Web page and app entries:
§ §
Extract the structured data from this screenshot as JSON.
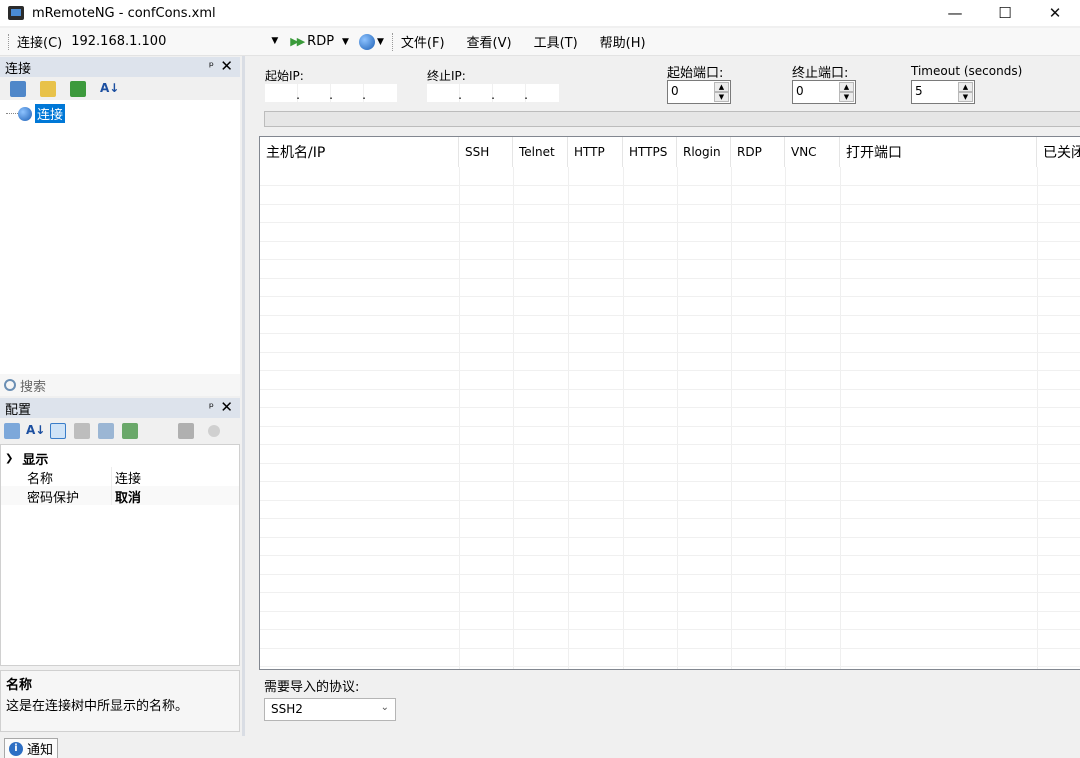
{
  "window": {
    "title": "mRemoteNG - confCons.xml",
    "minimize": "—",
    "maximize": "☐",
    "close": "✕"
  },
  "toolbar": {
    "connect_label": "连接(C)",
    "address_value": "192.168.1.100",
    "rdp_label": "RDP",
    "menus": [
      "文件(F)",
      "查看(V)",
      "工具(T)",
      "帮助(H)"
    ]
  },
  "connections_panel": {
    "title": "连接",
    "pin": "ᵖ",
    "close": "✕",
    "tree_root": "连接",
    "search_placeholder": "搜索"
  },
  "config_panel": {
    "title": "配置",
    "category": "显示",
    "rows": [
      {
        "key": "名称",
        "value": "连接"
      },
      {
        "key": "密码保护",
        "value": "取消"
      }
    ],
    "desc_title": "名称",
    "desc_text": "这是在连接树中所显示的名称。"
  },
  "port_scan": {
    "start_ip_label": "起始IP:",
    "end_ip_label": "终止IP:",
    "start_port_label": "起始端口:",
    "start_port_value": "0",
    "end_port_label": "终止端口:",
    "end_port_value": "0",
    "timeout_label": "Timeout (seconds)",
    "timeout_value": "5",
    "columns": [
      "主机名/IP",
      "SSH",
      "Telnet",
      "HTTP",
      "HTTPS",
      "Rlogin",
      "RDP",
      "VNC",
      "打开端口",
      "已关闭"
    ],
    "protocol_label": "需要导入的协议:",
    "protocol_value": "SSH2"
  },
  "statusbar": {
    "notice_tab": "通知"
  }
}
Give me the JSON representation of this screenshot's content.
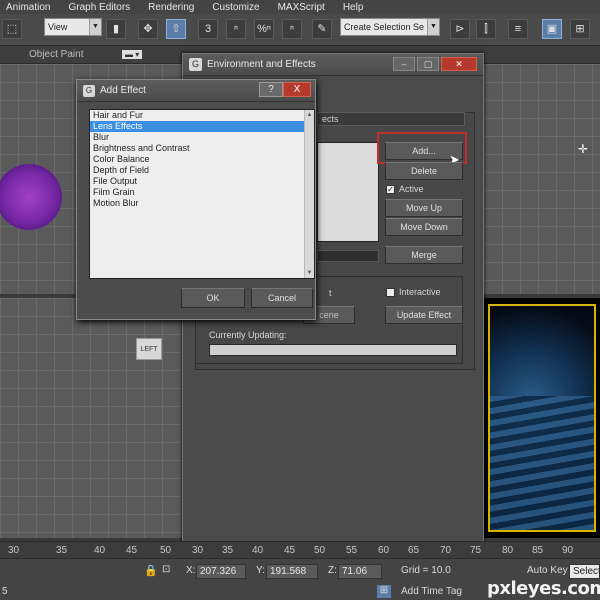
{
  "menu": [
    "Animation",
    "Graph Editors",
    "Rendering",
    "Customize",
    "MAXScript",
    "Help"
  ],
  "toolbar": {
    "view_select": "View",
    "selection_set_select": "Create Selection Se",
    "snap_labels": [
      "3",
      "ⁿ",
      "%ⁿ",
      "ⁿ"
    ]
  },
  "viewport": {
    "label": "Object Paint",
    "left_label": "LEFT"
  },
  "env_window": {
    "title": "Environment and Effects",
    "rollout_title": "ects",
    "add_button": "Add...",
    "delete_button": "Delete",
    "active_label": "Active",
    "active_checked": "✓",
    "move_up_button": "Move Up",
    "move_down_button": "Move Down",
    "merge_button": "Merge",
    "preview_partial": "t",
    "scene_partial": "cene",
    "interactive_label": "Interactive",
    "update_effect_button": "Update Effect",
    "currently_updating_label": "Currently Updating:"
  },
  "add_effect_dialog": {
    "title": "Add Effect",
    "help_btn": "?",
    "close_btn": "X",
    "items": [
      "Hair and Fur",
      "Lens Effects",
      "Blur",
      "Brightness and Contrast",
      "Color Balance",
      "Depth of Field",
      "File Output",
      "Film Grain",
      "Motion Blur"
    ],
    "selected_index": 1,
    "ok_button": "OK",
    "cancel_button": "Cancel"
  },
  "ruler": {
    "ticks": [
      "30",
      "35",
      "40",
      "45",
      "50",
      "30",
      "35",
      "40",
      "45",
      "50",
      "55",
      "60",
      "65",
      "70",
      "75",
      "80",
      "85",
      "90"
    ]
  },
  "status": {
    "x_label": "X:",
    "x_value": "207.326",
    "y_label": "Y:",
    "y_value": "191.568",
    "z_label": "Z:",
    "z_value": "71.06",
    "grid": "Grid = 10.0",
    "auto_key": "Auto Key",
    "selected": "Selecte",
    "add_time_tag": "Add Time Tag",
    "left_number": "5"
  },
  "watermark": "pxleyes.com",
  "colors": {
    "selection_blue": "#3b8fe0",
    "highlight_red": "#c0302a",
    "viewport_border": "#d6b400"
  }
}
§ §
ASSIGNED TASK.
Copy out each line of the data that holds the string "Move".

PROBLEM SOLUTION.
    "move_up_button": "Move Up",
    "move_down_button": "Move Down",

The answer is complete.